We are one of the world’s largest nitrogen producers by nutrient capacity, producing fertilizers and organic synthesis products.
We own and operate hydrocarbon deposits andnatural gas production facilities in Novy Urengoy(Yamalo-Nenets Autonomous Region), the mainraw material for the production of ammonia and subsequent production of nitrogen-based fertilizers, and gas condensate.
Our nitrogen operations in Russia and Belgiumproduce a wide range of nitrogen mineral fertilizerssuch as urea, AN, UAN, CAN and various regularand tailored NPK grades.
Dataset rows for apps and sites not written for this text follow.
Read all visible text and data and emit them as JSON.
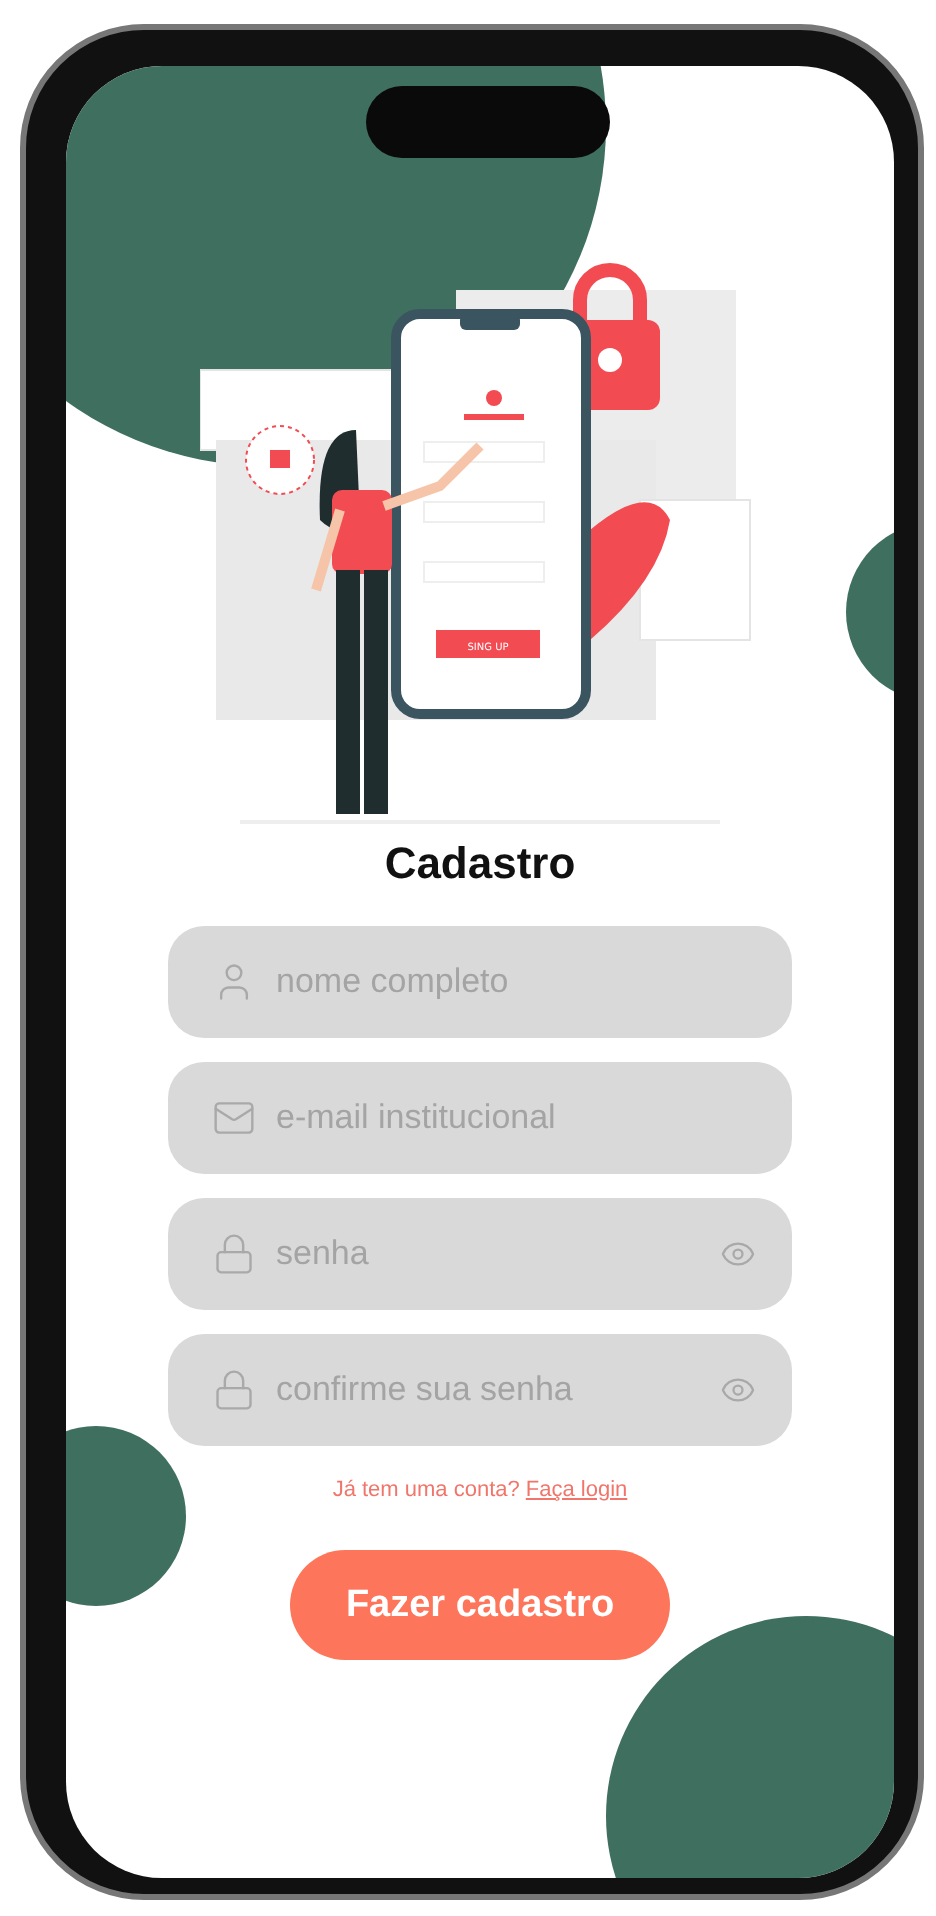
{
  "illustration": {
    "button_text": "SING UP"
  },
  "title": "Cadastro",
  "fields": [
    {
      "kind": "name",
      "placeholder": "nome completo"
    },
    {
      "kind": "email",
      "placeholder": "e-mail institucional"
    },
    {
      "kind": "password",
      "placeholder": "senha"
    },
    {
      "kind": "password",
      "placeholder": "confirme sua senha"
    }
  ],
  "login_prompt": {
    "text": "Já tem uma conta?",
    "link": "Faça login"
  },
  "submit_button": "Fazer cadastro"
}
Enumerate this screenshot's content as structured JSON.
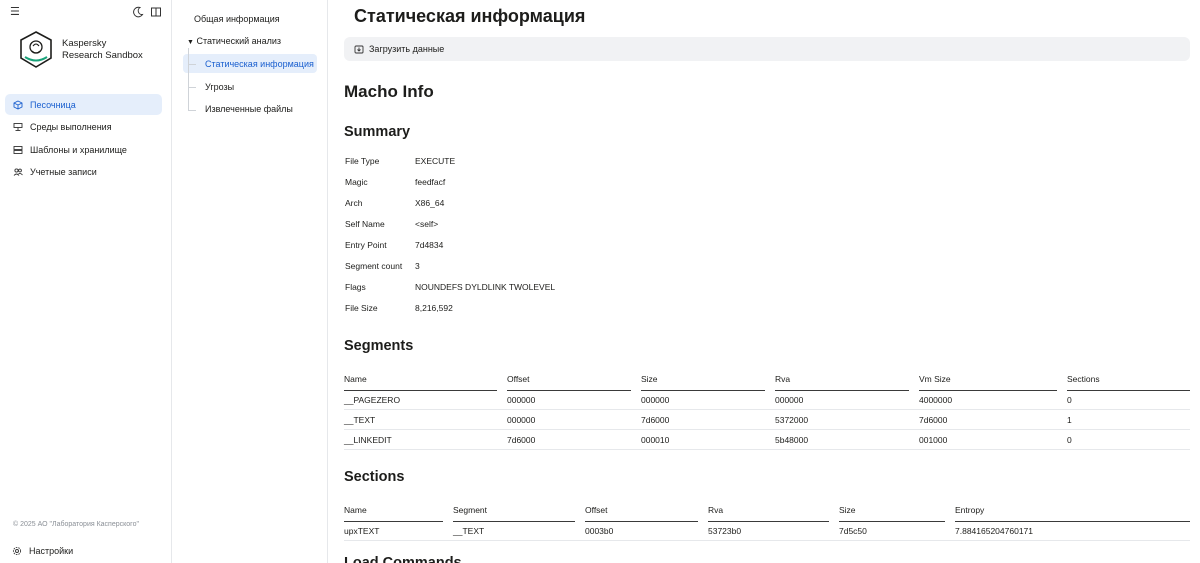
{
  "app": {
    "brand_line1": "Kaspersky",
    "brand_line2": "Research Sandbox",
    "copyright": "© 2025 АО \"Лаборатория Касперского\"",
    "settings_label": "Настройки"
  },
  "sidebar": {
    "items": [
      {
        "label": "Песочница",
        "icon": "cube-icon",
        "active": true
      },
      {
        "label": "Среды выполнения",
        "icon": "environment-icon",
        "active": false
      },
      {
        "label": "Шаблоны и хранилище",
        "icon": "storage-icon",
        "active": false
      },
      {
        "label": "Учетные записи",
        "icon": "users-icon",
        "active": false
      }
    ]
  },
  "subnav": {
    "general": "Общая информация",
    "static_analysis": "Статический анализ",
    "static_info": "Статическая информация",
    "threats": "Угрозы",
    "extracted_files": "Извлеченные файлы"
  },
  "main": {
    "title": "Статическая информация",
    "upload_label": "Загрузить данные",
    "macho_title": "Macho Info",
    "summary_title": "Summary",
    "segments_title": "Segments",
    "sections_title": "Sections",
    "next_title": "Load Commands"
  },
  "summary": [
    {
      "k": "File Type",
      "v": "EXECUTE"
    },
    {
      "k": "Magic",
      "v": "feedfacf"
    },
    {
      "k": "Arch",
      "v": "X86_64"
    },
    {
      "k": "Self Name",
      "v": "<self>"
    },
    {
      "k": "Entry Point",
      "v": "7d4834"
    },
    {
      "k": "Segment count",
      "v": "3"
    },
    {
      "k": "Flags",
      "v": "NOUNDEFS DYLDLINK TWOLEVEL"
    },
    {
      "k": "File Size",
      "v": "8,216,592"
    }
  ],
  "segments": {
    "headers": [
      "Name",
      "Offset",
      "Size",
      "Rva",
      "Vm Size",
      "Sections"
    ],
    "rows": [
      [
        "__PAGEZERO",
        "000000",
        "000000",
        "000000",
        "4000000",
        "0"
      ],
      [
        "__TEXT",
        "000000",
        "7d6000",
        "5372000",
        "7d6000",
        "1"
      ],
      [
        "__LINKEDIT",
        "7d6000",
        "000010",
        "5b48000",
        "001000",
        "0"
      ]
    ]
  },
  "sections": {
    "headers": [
      "Name",
      "Segment",
      "Offset",
      "Rva",
      "Size",
      "Entropy"
    ],
    "rows": [
      [
        "upxTEXT",
        "__TEXT",
        "0003b0",
        "53723b0",
        "7d5c50",
        "7.884165204760171"
      ]
    ]
  },
  "colors": {
    "accent": "#1a5fcf",
    "active_bg": "#e5eefb",
    "toolbar_bg": "#f1f2f4"
  }
}
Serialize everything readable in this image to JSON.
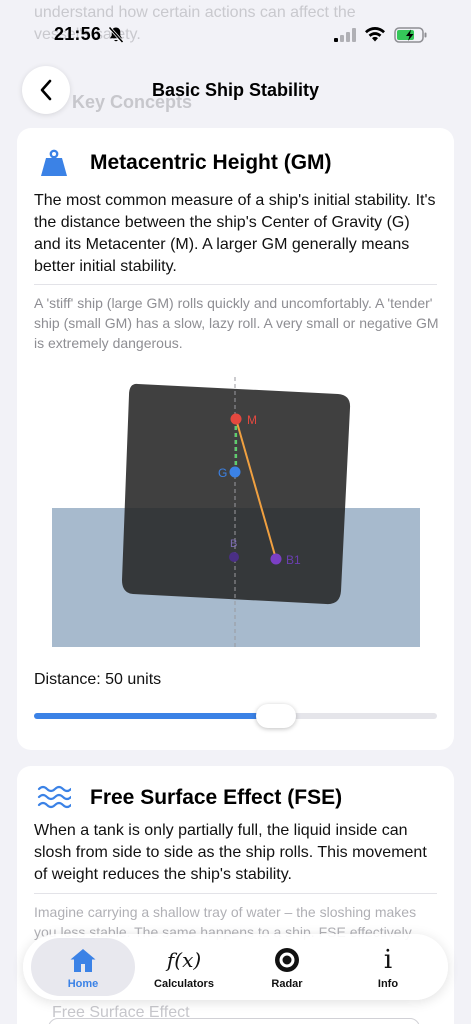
{
  "status": {
    "time": "21:56"
  },
  "ghost": {
    "top_line_1": "understand how certain actions can affect the",
    "top_line_2": "vessel's safety.",
    "section_heading": "Key Concepts",
    "bottom_heading": "Free Surface Effect"
  },
  "nav": {
    "title": "Basic Ship Stability",
    "back_icon": "chevron-left-icon"
  },
  "card_gm": {
    "icon": "weight-icon",
    "icon_color": "#3b82e6",
    "title": "Metacentric Height (GM)",
    "body": "The most common measure of a ship's initial stability. It's the distance between the ship's Center of Gravity (G) and its Metacenter (M). A larger GM generally means better initial stability.",
    "note": "A 'stiff' ship (large GM) rolls quickly and uncomfortably. A 'tender' ship (small GM) has a slow, lazy roll. A very small or negative GM is extremely dangerous.",
    "diagram": {
      "label_m": "M",
      "label_g": "G",
      "label_b": "B",
      "label_b1": "B1",
      "hull_color": "#2b2b2b",
      "water_color": "#8ea6bf",
      "m_color": "#e5483f",
      "g_color": "#3b82e6",
      "b_color": "#7b3fc4",
      "arm_color": "#f0a040",
      "gm_color": "#5ccf6b"
    },
    "distance_label": "Distance: 50 units",
    "slider_value": 0.6
  },
  "card_fse": {
    "icon": "waves-icon",
    "title": "Free Surface Effect (FSE)",
    "body": "When a tank is only partially full, the liquid inside can slosh from side to side as the ship rolls. This movement of weight reduces the ship's stability.",
    "note": "Imagine carrying a shallow tray of water – the sloshing makes you less stable. The same happens to a ship. FSE effectively"
  },
  "tabs": [
    {
      "label": "Home",
      "icon": "house-icon",
      "active": true
    },
    {
      "label": "Calculators",
      "icon": "function-icon",
      "glyph": "f(x)",
      "active": false
    },
    {
      "label": "Radar",
      "icon": "radar-icon",
      "active": false
    },
    {
      "label": "Info",
      "icon": "info-icon",
      "glyph": "i",
      "active": false
    }
  ]
}
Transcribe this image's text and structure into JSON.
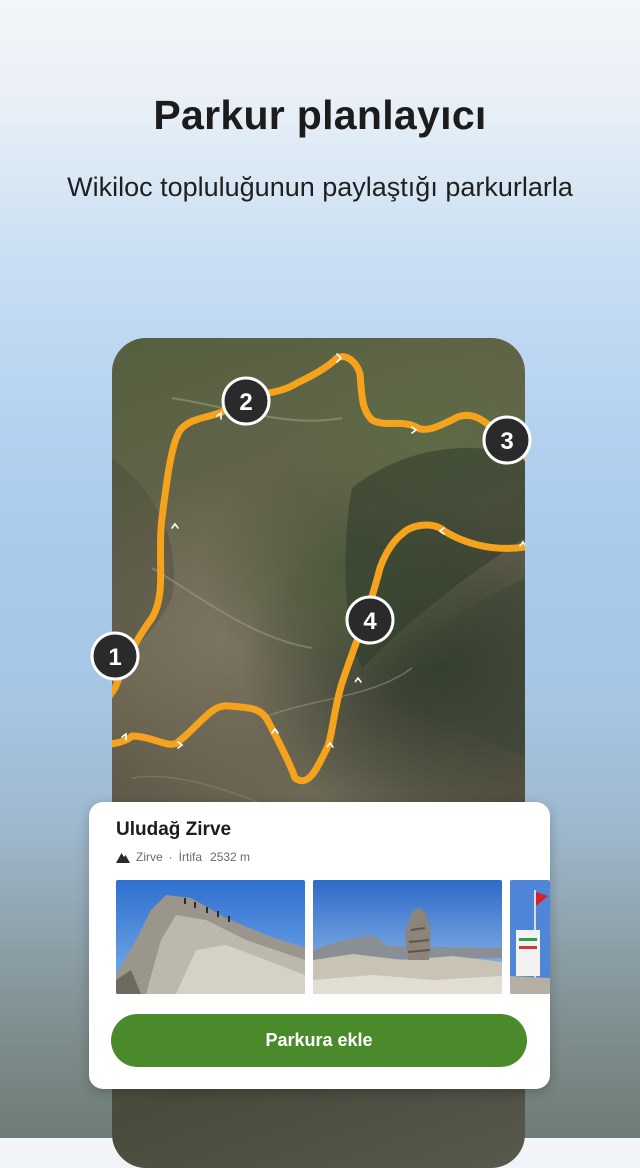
{
  "header": {
    "title": "Parkur planlayıcı",
    "subtitle": "Wikiloc topluluğunun paylaştığı parkurlarla"
  },
  "map": {
    "route_color": "#f5a21c",
    "waypoints": [
      {
        "label": "1"
      },
      {
        "label": "2"
      },
      {
        "label": "3"
      },
      {
        "label": "4"
      }
    ]
  },
  "card": {
    "title": "Uludağ Zirve",
    "type_icon": "mountain-icon",
    "type": "Zirve",
    "separator": "·",
    "altitude_label": "İrtifa",
    "altitude_value": "2532 m",
    "photos": [
      "rocky-ridge-hikers",
      "stone-cairn-summit",
      "summit-flag-sign"
    ],
    "button_label": "Parkura ekle",
    "button_color": "#4a8a2b"
  }
}
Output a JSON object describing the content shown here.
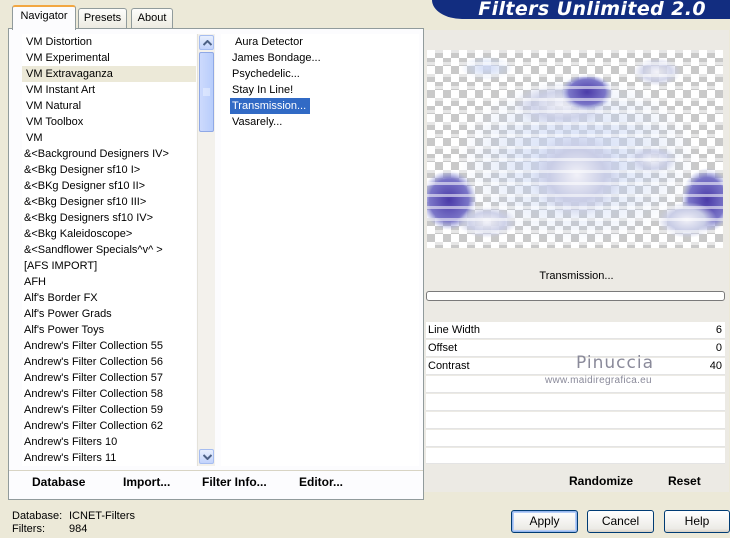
{
  "tabs": [
    {
      "label": "Navigator",
      "active": true
    },
    {
      "label": "Presets",
      "active": false
    },
    {
      "label": "About",
      "active": false
    }
  ],
  "banner": {
    "title": "Filters Unlimited 2.0"
  },
  "categories": {
    "items": [
      "VM Distortion",
      "VM Experimental",
      "VM Extravaganza",
      "VM Instant Art",
      "VM Natural",
      "VM Toolbox",
      "VM",
      "&<Background Designers IV>",
      "&<Bkg Designer sf10 I>",
      "&<BKg Designer sf10 II>",
      "&<Bkg Designer sf10 III>",
      "&<Bkg Designers sf10 IV>",
      "&<Bkg Kaleidoscope>",
      "&<Sandflower Specials^v^ >",
      "[AFS IMPORT]",
      "AFH",
      "Alf's Border FX",
      "Alf's Power Grads",
      "Alf's Power Toys",
      "Andrew's Filter Collection 55",
      "Andrew's Filter Collection 56",
      "Andrew's Filter Collection 57",
      "Andrew's Filter Collection 58",
      "Andrew's Filter Collection 59",
      "Andrew's Filter Collection 62",
      "Andrew's Filters 10",
      "Andrew's Filters 11"
    ],
    "selected_index": 2
  },
  "filters": {
    "items": [
      "Aura Detector",
      "James Bondage...",
      "Psychedelic...",
      "Stay In Line!",
      "Transmission...",
      "Vasarely..."
    ],
    "selected_index": 4
  },
  "filter_name": "Transmission...",
  "params": [
    {
      "label": "Line Width",
      "value": "6"
    },
    {
      "label": "Offset",
      "value": "0"
    },
    {
      "label": "Contrast",
      "value": "40"
    }
  ],
  "watermark": {
    "name": "Pinuccia",
    "url": "www.maidiregrafica.eu"
  },
  "left_buttons": [
    {
      "label": "Database"
    },
    {
      "label": "Import..."
    },
    {
      "label": "Filter Info..."
    },
    {
      "label": "Editor..."
    }
  ],
  "right_buttons": {
    "randomize": "Randomize",
    "reset": "Reset"
  },
  "status": {
    "database_label": "Database:",
    "database_value": "ICNET-Filters",
    "filters_label": "Filters:",
    "filters_value": "984"
  },
  "dialog_buttons": {
    "apply": "Apply",
    "cancel": "Cancel",
    "help": "Help"
  },
  "colors": {
    "selection": "#316ac5",
    "banner": "#122d80",
    "tab_accent": "#f2a742"
  }
}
We are Russia’s only producer of acetic acid, granulated urea and melamine.
Our nitrogen facilities also produce the following:
Industrial – nitric acid
Organic synthesis products – methanol,acetic acid, butanol, polyvinyl alcohol,methyl acetate, and paint and varnish solvent.
Industrial gases – gaseous and liquidargon, nitrogen, oxygen and carbon dioxide,and solid carbon dioxide (dry ice).
Others – food-grade crystallised urea, food-grade acetic acid, commercial acetone and flotation agent (sebacic acid).
Key projects underway
- +117 KMT ammonia production increase (pa)
- US $ 0.1bn Total CAPEX
- US$ 0.06bn 2014 CAPEX
- US$ 20m Incremental EBITDA (pa)1
- Technical reconstruction of TPS ammonia unit with capacity increase to 1,980 KMT per day
- Reduce raw material gap in ammonia and increase gas to ammonia ratio and unit efficiency
- +300KMT LDAN production increase (pa)
- US$ 0.2bn Total CAPEX
- US$ 0.05bn 2014 CAPEX
- +US$ 50m Incremental EBITDA (pa)1
- Upgrade of weak nitric acid unit and launch of production of low-density ammonium nitrate (LDAN)
- Broaden product mix; increase efficiency and phase out outdated production units
- 53% Completion2
- 1Assuming full capacity utilisation of project(s), Company estimates
- 2Based on capital expenditure incurred as at 31 December 2013
When combined together, atmospheric nitrogen (N2) and natural gas (CH4) yield ammonia (HH3), the basic building block of all nitrogen fertilizers as well as a key input in the production of certain phosphate-based fertilizers such as MAP and DAP. Accordingly, vertical integration in ammonia provides us with a sustainable cost-competitive advantage as well as the flexibility to optimise our production chain as market conditions evolve. With natural gas typically representing around 75% of ammonia costs, access to cheap feedstock and gas efficiency are significant components of competitiveness.
Over the past few years we increased gas efficiency at both of our ammonia facilities, Nevinnomysskiy Azot and Novomoskovskiy Azot, and invested in the production of premium, lower-gas-content, nitrogen products, including granulated urea, CAN, as well as melamine.
In 2012, we secured 25% of our natural gas needs with the acquisition of Severneft Urengoy, and while Russian gas prices remain relatively low, the efficiency levels at our ammonia units are at their peak. That same year, with our ammonia output already at full capacity, our acquisition of the non-integrated production in Western Europe (EuroChem Antwerpen, Belgium) considerably increased our reliance on external purchases of ammonia. The next logical step is now to launch incremental ammonia capacity in Russia or potentially in other regions with accessible and inexpensive gas, such as in the United States, the Middle East or Africa. Investments in new capacity will significantly impact our nitrogen operations and ensure EuroChem remains most competitive on ‘cash cost delivered to’ basis.
The first of these large-scale transformational investments involves the construction of a 1 MMT pa ammonia facility at our Phosphorit facility, in close proximity to the Baltic Sea. All engineering, procurement and construction (EPC) services, and equipment will be delivered on a turnkey basis and utilise industry renowned technology. The first of our new ammonia
capacity is expected to come on-line in 2017.